Conflict -- from issues of sharing toys to disagreements about rules with parents to arguments with classmates -- has a real impact on the lives of children. Children can explore the meaning of the word "conflict" as a group (i.e. a class in school), with their family, or in a mixed group of old and young. Everyone will have their own perspective on what conflict is and can bring their own experiences to the discussion. In an intergenerational group, older adults sharing personal conflict memories appropriate to the age of children can be very effective.
Beliefs and attitudes about conflict come from many sources: messages we get as children; behaviors modeled by parents, teachers, and friends; attitudes presented by the media; our own experiences with conflict.
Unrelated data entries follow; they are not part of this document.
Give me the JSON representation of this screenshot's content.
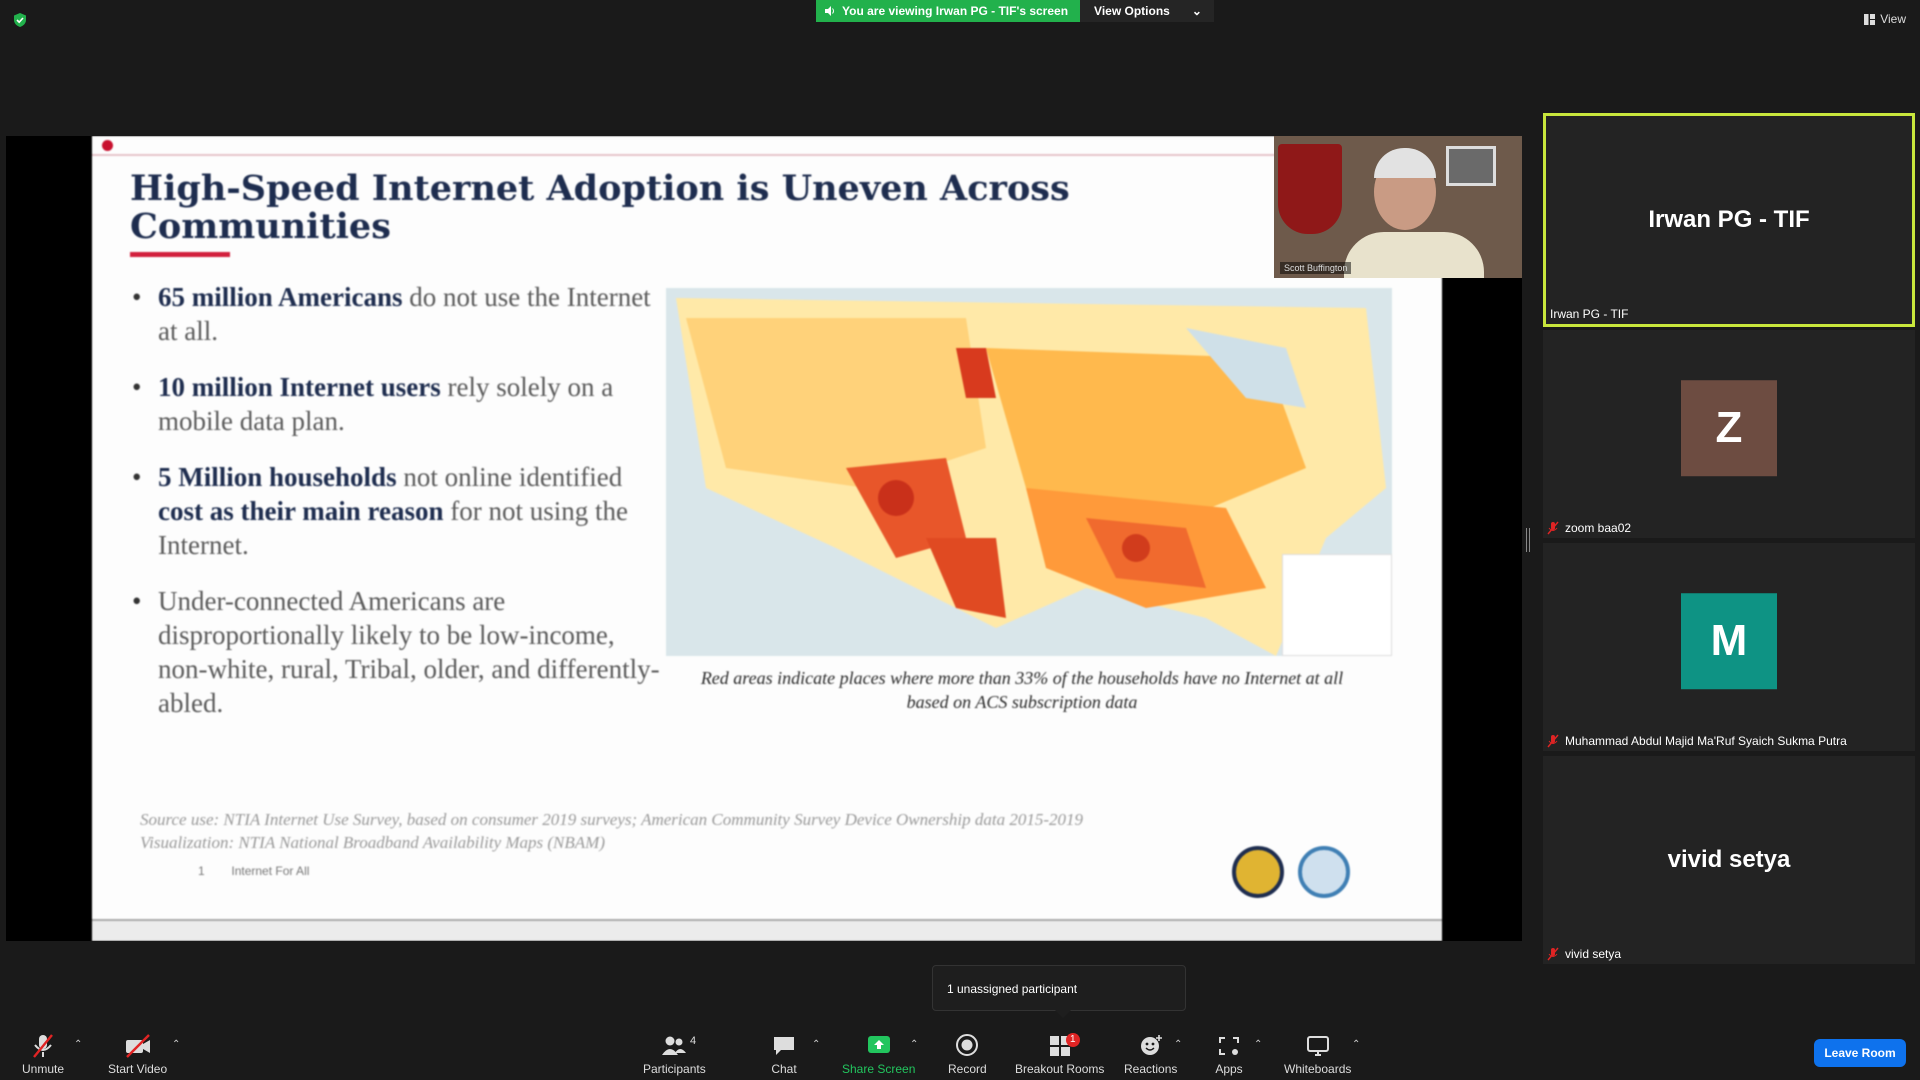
{
  "top_bar": {
    "share_banner": "You are viewing Irwan PG - TIF's screen",
    "view_options_label": "View Options",
    "view_label": "View"
  },
  "slide": {
    "title": "High-Speed Internet Adoption is Uneven Across Communities",
    "bullets": [
      {
        "bold": "65 million Americans",
        "rest": " do not use the Internet at all."
      },
      {
        "bold": "10 million Internet users",
        "rest": " rely solely on a mobile data plan."
      },
      {
        "bold": "5 Million households",
        "rest": " not online identified ",
        "bold2": "cost as their main reason",
        "rest2": " for not using the Internet."
      },
      {
        "bold": "",
        "rest": "Under-connected Americans are disproportionally likely to be low-income, non-white, rural, Tribal, older, and differently-abled."
      }
    ],
    "map_caption": "Red areas indicate places where more than 33% of the households have no Internet at all based on ACS subscription data",
    "source_line1": "Source use: NTIA Internet Use Survey, based on consumer 2019 surveys; American Community Survey Device Ownership data 2015-2019",
    "source_line2": "Visualization: NTIA National Broadband Availability Maps (NBAM)",
    "page_number": "1",
    "footer_text": "Internet For All",
    "speaker_name_tag": "Scott Buffington"
  },
  "participants": [
    {
      "name": "Irwan PG - TIF",
      "label": "Irwan PG - TIF",
      "display": "name",
      "active": true,
      "muted": false
    },
    {
      "name": "zoom baa02",
      "label": "zoom baa02",
      "display": "avatar",
      "initial": "Z",
      "avatar_color": "#6d4c41",
      "muted": true
    },
    {
      "name": "Muhammad Abdul Majid Ma'Ruf Syaich Sukma Putra",
      "label": "Muhammad Abdul Majid Ma'Ruf Syaich Sukma Putra",
      "display": "avatar",
      "initial": "M",
      "avatar_color": "#0e9384",
      "muted": true
    },
    {
      "name": "vivid setya",
      "label": "vivid setya",
      "display": "name",
      "muted": true
    }
  ],
  "tooltip": "1 unassigned participant",
  "toolbar": {
    "unmute": "Unmute",
    "start_video": "Start Video",
    "participants": "Participants",
    "participants_count": "4",
    "chat": "Chat",
    "share_screen": "Share Screen",
    "record": "Record",
    "breakout_rooms": "Breakout Rooms",
    "breakout_badge": "1",
    "reactions": "Reactions",
    "apps": "Apps",
    "whiteboards": "Whiteboards",
    "leave": "Leave Room"
  },
  "colors": {
    "share_green": "#22b14c",
    "active_border": "#c8e63c",
    "leave_blue": "#0e72ed",
    "slide_title": "#1e2d4f",
    "accent_red": "#d21f3c"
  }
}
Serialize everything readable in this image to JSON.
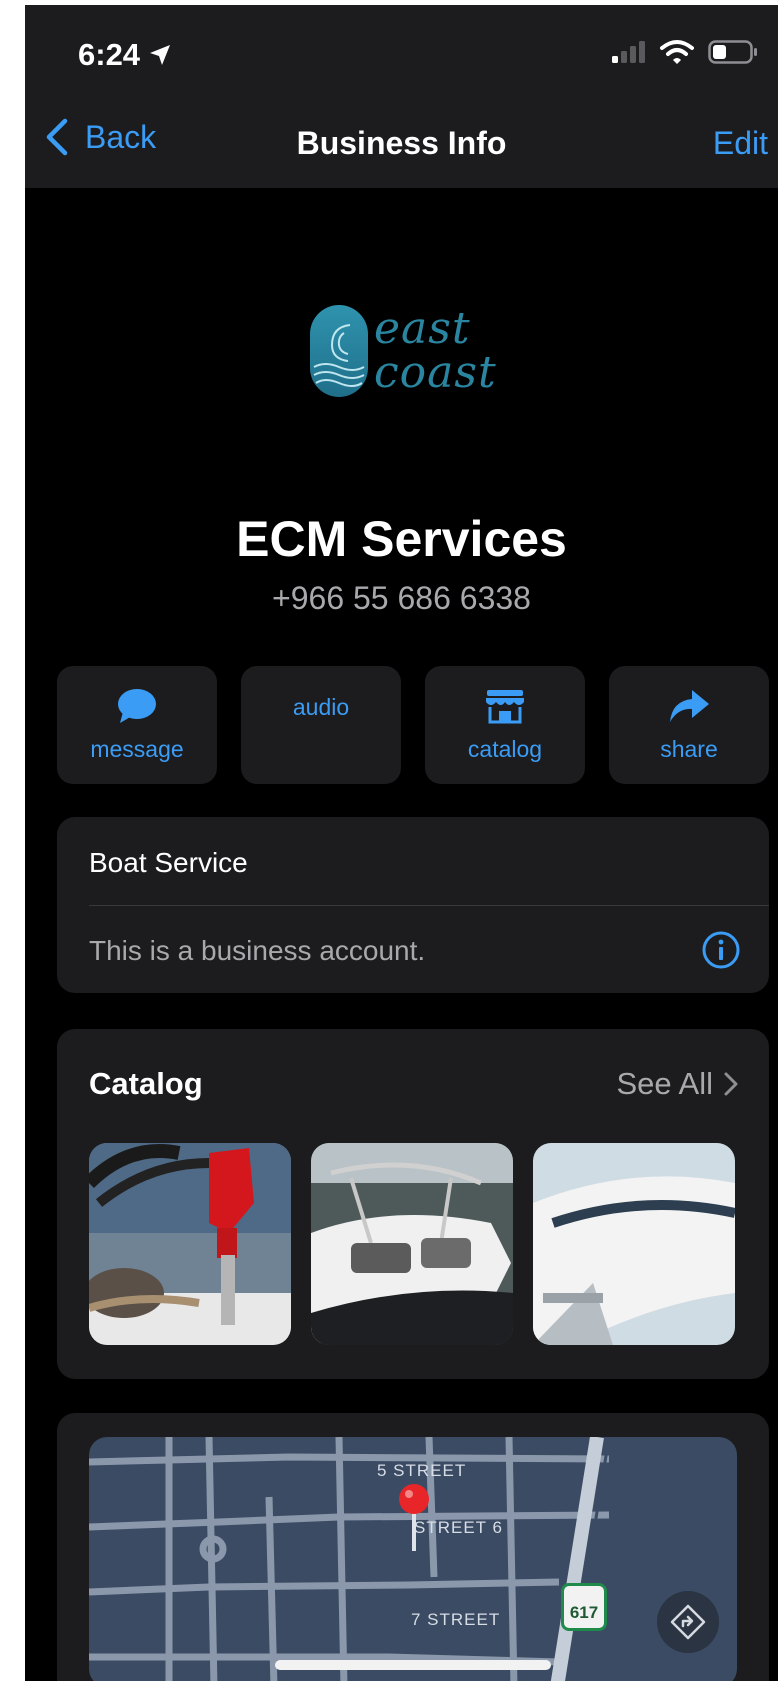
{
  "status_bar": {
    "time": "6:24"
  },
  "nav": {
    "back_label": "Back",
    "title": "Business Info",
    "edit_label": "Edit"
  },
  "business": {
    "logo_line1": "east",
    "logo_line2": "coast",
    "name": "ECM Services",
    "phone": "+966 55 686 6338"
  },
  "actions": [
    {
      "label": "message",
      "icon": "message-bubble-icon"
    },
    {
      "label": "audio",
      "icon": ""
    },
    {
      "label": "catalog",
      "icon": "storefront-icon"
    },
    {
      "label": "share",
      "icon": "share-arrow-icon"
    }
  ],
  "info": {
    "category": "Boat Service",
    "account_note": "This is a business account."
  },
  "catalog": {
    "title": "Catalog",
    "see_all": "See All"
  },
  "map": {
    "street_labels": [
      "5 STREET",
      "STREET 6",
      "7 STREET"
    ],
    "route_shield": "617"
  },
  "colors": {
    "accent": "#3b9cf5",
    "background": "#000000",
    "card": "#1c1c1e",
    "secondary_text": "#a8a8ad",
    "map_background": "#3b4b63",
    "pin": "#e8262a"
  }
}
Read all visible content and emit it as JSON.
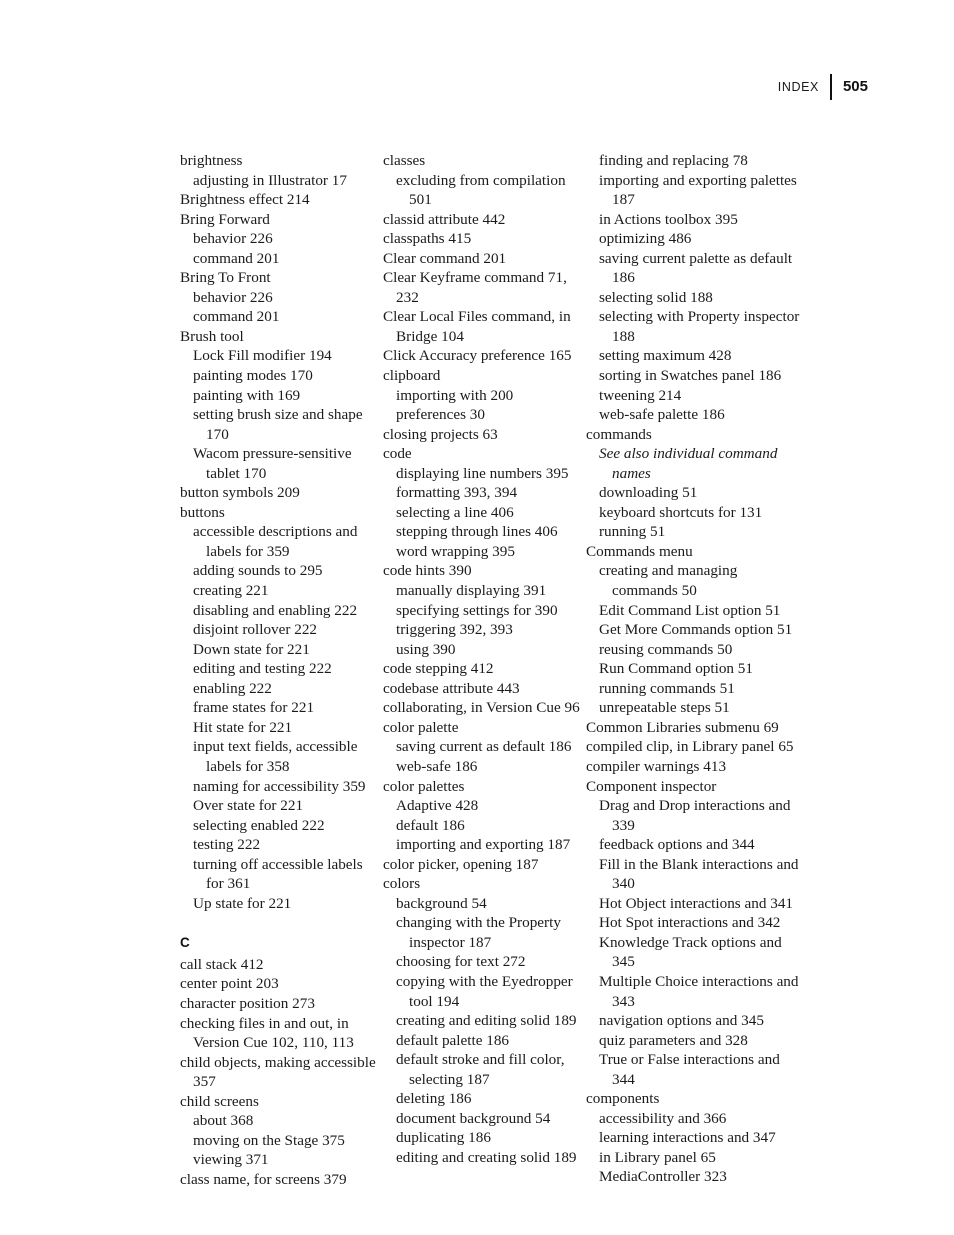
{
  "header": {
    "label": "INDEX",
    "folio": "505"
  },
  "columns": [
    {
      "name": "column-1",
      "blocks": [
        {
          "type": "entries",
          "entries": [
            {
              "level": 0,
              "text": "brightness"
            },
            {
              "level": 1,
              "text": "adjusting in Illustrator 17"
            },
            {
              "level": 0,
              "text": "Brightness effect 214"
            },
            {
              "level": 0,
              "text": "Bring Forward"
            },
            {
              "level": 1,
              "text": "behavior 226"
            },
            {
              "level": 1,
              "text": "command 201"
            },
            {
              "level": 0,
              "text": "Bring To Front"
            },
            {
              "level": 1,
              "text": "behavior 226"
            },
            {
              "level": 1,
              "text": "command 201"
            },
            {
              "level": 0,
              "text": "Brush tool"
            },
            {
              "level": 1,
              "text": "Lock Fill modifier 194"
            },
            {
              "level": 1,
              "text": "painting modes 170"
            },
            {
              "level": 1,
              "text": "painting with 169"
            },
            {
              "level": 1,
              "text": "setting brush size and shape 170"
            },
            {
              "level": 1,
              "text": "Wacom pressure-sensitive tablet 170"
            },
            {
              "level": 0,
              "text": "button symbols 209"
            },
            {
              "level": 0,
              "text": "buttons"
            },
            {
              "level": 1,
              "text": "accessible descriptions and labels for 359"
            },
            {
              "level": 1,
              "text": "adding sounds to 295"
            },
            {
              "level": 1,
              "text": "creating 221"
            },
            {
              "level": 1,
              "text": "disabling and enabling 222"
            },
            {
              "level": 1,
              "text": "disjoint rollover 222"
            },
            {
              "level": 1,
              "text": "Down state for 221"
            },
            {
              "level": 1,
              "text": "editing and testing 222"
            },
            {
              "level": 1,
              "text": "enabling 222"
            },
            {
              "level": 1,
              "text": "frame states for 221"
            },
            {
              "level": 1,
              "text": "Hit state for 221"
            },
            {
              "level": 1,
              "text": "input text fields, accessible labels for 358"
            },
            {
              "level": 1,
              "text": "naming for accessibility 359"
            },
            {
              "level": 1,
              "text": "Over state for 221"
            },
            {
              "level": 1,
              "text": "selecting enabled 222"
            },
            {
              "level": 1,
              "text": "testing 222"
            },
            {
              "level": 1,
              "text": "turning off accessible labels for 361"
            },
            {
              "level": 1,
              "text": "Up state for 221"
            }
          ]
        },
        {
          "type": "letter",
          "letter": "C"
        },
        {
          "type": "entries",
          "entries": [
            {
              "level": 0,
              "text": "call stack 412"
            },
            {
              "level": 0,
              "text": "center point 203"
            },
            {
              "level": 0,
              "text": "character position 273"
            },
            {
              "level": 0,
              "text": "checking files in and out, in Version Cue 102, 110, 113"
            },
            {
              "level": 0,
              "text": "child objects, making accessible 357"
            },
            {
              "level": 0,
              "text": "child screens"
            },
            {
              "level": 1,
              "text": "about 368"
            },
            {
              "level": 1,
              "text": "moving on the Stage 375"
            },
            {
              "level": 1,
              "text": "viewing 371"
            },
            {
              "level": 0,
              "text": "class name, for screens 379"
            }
          ]
        }
      ]
    },
    {
      "name": "column-2",
      "blocks": [
        {
          "type": "entries",
          "entries": [
            {
              "level": 0,
              "text": "classes"
            },
            {
              "level": 1,
              "text": "excluding from compilation 501"
            },
            {
              "level": 0,
              "text": "classid attribute 442"
            },
            {
              "level": 0,
              "text": "classpaths 415"
            },
            {
              "level": 0,
              "text": "Clear command 201"
            },
            {
              "level": 0,
              "text": "Clear Keyframe command 71, 232"
            },
            {
              "level": 0,
              "text": "Clear Local Files command, in Bridge 104"
            },
            {
              "level": 0,
              "text": "Click Accuracy preference 165"
            },
            {
              "level": 0,
              "text": "clipboard"
            },
            {
              "level": 1,
              "text": "importing with 200"
            },
            {
              "level": 1,
              "text": "preferences 30"
            },
            {
              "level": 0,
              "text": "closing projects 63"
            },
            {
              "level": 0,
              "text": "code"
            },
            {
              "level": 1,
              "text": "displaying line numbers 395"
            },
            {
              "level": 1,
              "text": "formatting 393, 394"
            },
            {
              "level": 1,
              "text": "selecting a line 406"
            },
            {
              "level": 1,
              "text": "stepping through lines 406"
            },
            {
              "level": 1,
              "text": "word wrapping 395"
            },
            {
              "level": 0,
              "text": "code hints 390"
            },
            {
              "level": 1,
              "text": "manually displaying 391"
            },
            {
              "level": 1,
              "text": "specifying settings for 390"
            },
            {
              "level": 1,
              "text": "triggering 392, 393"
            },
            {
              "level": 1,
              "text": "using 390"
            },
            {
              "level": 0,
              "text": "code stepping 412"
            },
            {
              "level": 0,
              "text": "codebase attribute 443"
            },
            {
              "level": 0,
              "text": "collaborating, in Version Cue 96"
            },
            {
              "level": 0,
              "text": "color palette"
            },
            {
              "level": 1,
              "text": "saving current as default 186"
            },
            {
              "level": 1,
              "text": "web-safe 186"
            },
            {
              "level": 0,
              "text": "color palettes"
            },
            {
              "level": 1,
              "text": "Adaptive 428"
            },
            {
              "level": 1,
              "text": "default 186"
            },
            {
              "level": 1,
              "text": "importing and exporting 187"
            },
            {
              "level": 0,
              "text": "color picker, opening 187"
            },
            {
              "level": 0,
              "text": "colors"
            },
            {
              "level": 1,
              "text": "background 54"
            },
            {
              "level": 1,
              "text": "changing with the Property inspector 187"
            },
            {
              "level": 1,
              "text": "choosing for text 272"
            },
            {
              "level": 1,
              "text": "copying with the Eyedropper tool 194"
            },
            {
              "level": 1,
              "text": "creating and editing solid 189"
            },
            {
              "level": 1,
              "text": "default palette 186"
            },
            {
              "level": 1,
              "text": "default stroke and fill color, selecting 187"
            },
            {
              "level": 1,
              "text": "deleting 186"
            },
            {
              "level": 1,
              "text": "document background 54"
            },
            {
              "level": 1,
              "text": "duplicating 186"
            },
            {
              "level": 1,
              "text": "editing and creating solid 189"
            }
          ]
        }
      ]
    },
    {
      "name": "column-3",
      "blocks": [
        {
          "type": "entries",
          "entries": [
            {
              "level": 1,
              "text": "finding and replacing 78"
            },
            {
              "level": 1,
              "text": "importing and exporting palettes 187"
            },
            {
              "level": 1,
              "text": "in Actions toolbox 395"
            },
            {
              "level": 1,
              "text": "optimizing 486"
            },
            {
              "level": 1,
              "text": "saving current palette as default 186"
            },
            {
              "level": 1,
              "text": "selecting solid 188"
            },
            {
              "level": 1,
              "text": "selecting with Property inspector 188"
            },
            {
              "level": 1,
              "text": "setting maximum 428"
            },
            {
              "level": 1,
              "text": "sorting in Swatches panel 186"
            },
            {
              "level": 1,
              "text": "tweening 214"
            },
            {
              "level": 1,
              "text": "web-safe palette 186"
            },
            {
              "level": 0,
              "text": "commands"
            },
            {
              "level": 1,
              "text": "See also individual command names",
              "italic": true
            },
            {
              "level": 1,
              "text": "downloading 51"
            },
            {
              "level": 1,
              "text": "keyboard shortcuts for 131"
            },
            {
              "level": 1,
              "text": "running 51"
            },
            {
              "level": 0,
              "text": "Commands menu"
            },
            {
              "level": 1,
              "text": "creating and managing commands 50"
            },
            {
              "level": 1,
              "text": "Edit Command List option 51"
            },
            {
              "level": 1,
              "text": "Get More Commands option 51"
            },
            {
              "level": 1,
              "text": "reusing commands 50"
            },
            {
              "level": 1,
              "text": "Run Command option 51"
            },
            {
              "level": 1,
              "text": "running commands 51"
            },
            {
              "level": 1,
              "text": "unrepeatable steps 51"
            },
            {
              "level": 0,
              "text": "Common Libraries submenu 69"
            },
            {
              "level": 0,
              "text": "compiled clip, in Library panel 65"
            },
            {
              "level": 0,
              "text": "compiler warnings 413"
            },
            {
              "level": 0,
              "text": "Component inspector"
            },
            {
              "level": 1,
              "text": "Drag and Drop interactions and 339"
            },
            {
              "level": 1,
              "text": "feedback options and 344"
            },
            {
              "level": 1,
              "text": "Fill in the Blank interactions and 340"
            },
            {
              "level": 1,
              "text": "Hot Object interactions and 341"
            },
            {
              "level": 1,
              "text": "Hot Spot interactions and 342"
            },
            {
              "level": 1,
              "text": "Knowledge Track options and 345"
            },
            {
              "level": 1,
              "text": "Multiple Choice interactions and 343"
            },
            {
              "level": 1,
              "text": "navigation options and 345"
            },
            {
              "level": 1,
              "text": "quiz parameters and 328"
            },
            {
              "level": 1,
              "text": "True or False interactions and 344"
            },
            {
              "level": 0,
              "text": "components"
            },
            {
              "level": 1,
              "text": "accessibility and 366"
            },
            {
              "level": 1,
              "text": "learning interactions and 347"
            },
            {
              "level": 1,
              "text": "in Library panel 65"
            },
            {
              "level": 1,
              "text": "MediaController 323"
            }
          ]
        }
      ]
    }
  ]
}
What do you think when you hear the word "conflict?"
Look up the definition of "conflict" in a dictionary. The word is derived from the Latin conflictus meaning "to strike together."
Write the word "conflict" on the board or in the center of a large sheet of paper. Draw a circle around it. Everyone can then brainstorm what conflict means to them. Try to elicit specific examples, memories, and personal stories about conflict. What kinds of conflicts have you been in? You can have a conflict within yourself, between two people, within a group, or between groups. Ask about conflicts with parents, teachers, friends, and even between countries.
For each conflict example, summarize it with a general word or phrase (e.g. wars, fights, rules, parents, bothers/sisters, friends, bullies) and write the words/phrases around the central circle. Draw lines from words/phrases to join them to the central "conflict" circle. When possible, put words that are related close to each other.
You can then branch out from the words/phrases by drawing lines and writing down specifics. For example, from "brothers/sisters" there could be lines going to "using toys and games", "choosing TV shows", and "using the bathroom." From the word "fight" there might be lines to "hitting", "kicking", "biting", "pushing."
What do you see in the conflict web? What do conflicts have in common? What causes conflicts? What makes them worse? What can make them better?
Extension: Is conflict good or bad? The characters that make up the word "conflict" in Chinese mean "danger" and "opportunity." Conflict is like fire -- fire can help you cook and keep you warm, but if it gets out of control can damage and destroy. Discuss how conflict handled properly can have many benefits (e.g. learning about people, learning new ways to respond to problems, building closer relationships, learning more about ourselves).
Variation for Older Children: Write a letter to an alien describing a conflict on Earth. Assume the alien planet is peaceful and has never heard of or experienced conflict.